Saying Edward Snowden has "contributed to a more stable and peaceful world order" by exposing U.S. surveillance practices and forcing a new debate over security and privacy, two Norwegian politicians nominated the former intelligence contractor for the Nobel Peace Prize on Wednesday.

If he were to win the award, Snowden, who gave a trove of classified documents to media outlets last summer, would join the ranks of popular Nobel Peace laureates such as Martin Luther King Jr., Nelson Mandela and Mother Teresa.

Read more
The Two-Way
4:47 pm
Wed January 29, 2014

Weather Experts: It's 'Wrong' To Call Atlanta Storm Unexpected

Traffic is snarled along the I-285 perimeter north of Atlanta's metro area Wednesday. Georgia Gov. Nathan Deal has called Tuesday's snow storm "unexpected" — prompting a response from weather forecasters.
David Tulis AP

Originally published on Wed January 29, 2014 5:03 pm

Meteorologists are used to people faulting their weather predictions. But when Georgia's Gov. Nathan Deal called Tuesday's crippling winter storm "unexpected," he drew responses from several forecasters. One answer came from the head of the American Meteorological Society, who also lives in Georgia.

Read more
National Security
4:42 pm
Wed January 29, 2014

A Medal Of Valor, 30 Years In Coming

In 1984, an American Army unit engaged in this firefight as it shielded a Soviet defector who made a break across the Demilitarized Zone between North and South Korea. Thirty years after the battle, American soldier Mark Deville has finally received a Silver Star for bravery.
Courtesy of Mark Deville

Originally published on Wed January 29, 2014 6:26 pm

The year is 1984: A Soviet defector dashes across the Korean border — chased by North Korean troops. American troops shield him and open fire on the North Koreans. There are dead and wounded on both sides.

Now, 30 years later, one of those Americans is finally receiving his medal for bravery.

Mark Deville was just 19 on that November day in 1984, part of an American Army unit patrolling the tense border between North and South Korea.

Read more
NPR Story
4:38 pm
Wed January 29, 2014

DJ Sessions: Milwaukee's Paul Cebar

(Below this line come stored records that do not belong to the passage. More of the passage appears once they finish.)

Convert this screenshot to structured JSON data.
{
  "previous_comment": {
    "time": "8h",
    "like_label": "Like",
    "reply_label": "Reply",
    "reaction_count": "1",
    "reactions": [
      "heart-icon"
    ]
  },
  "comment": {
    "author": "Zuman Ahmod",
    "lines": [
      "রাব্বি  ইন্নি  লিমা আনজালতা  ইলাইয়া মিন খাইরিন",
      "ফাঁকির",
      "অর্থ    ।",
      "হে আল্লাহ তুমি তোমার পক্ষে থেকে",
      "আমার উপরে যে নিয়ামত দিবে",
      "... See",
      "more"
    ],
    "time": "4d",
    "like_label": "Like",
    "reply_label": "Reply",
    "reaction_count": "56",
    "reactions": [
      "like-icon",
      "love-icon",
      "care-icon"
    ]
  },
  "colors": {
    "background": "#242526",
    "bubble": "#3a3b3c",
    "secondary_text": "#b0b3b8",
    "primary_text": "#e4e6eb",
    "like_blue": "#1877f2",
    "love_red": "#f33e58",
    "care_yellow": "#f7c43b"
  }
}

Paul Cebar is a musician and host of a weekly show on WMSE in Milwaukee. (Richard Dorbin)

In the latest installment of DJ Sessions, Here & Now’s Jeremy Hobson listens to some new music out of Milwaukee, from the sister-pair Vic and Gab to the Middle East-inspired Painted Caves and longtime singer-songwriter Paul Cebar, who is also our guide.

Read more
NPR Story
4:38 pm
Wed January 29, 2014

New Safety Regulations For Bakken Shale Oil

Oil containers sit at a train depot on July 26, 2013 outside Williston, North Dakota. (Andrew Burton/Getty Images)

Canadian and American regulatory bodies are taking steps to change the way crude oil from the Bakken shale formation in North Dakota is transported by train.

While most crude oil is not very flammable, oil from the Bakken Shale has been involved in two huge explosions during train accidents, one of which claimed 47 lives.

The new safety regulations call for strengthening the train cars in which Bakken crude is moved, and planning new routes for those trains that would minimize exposure to populated areas.

Read more

Pages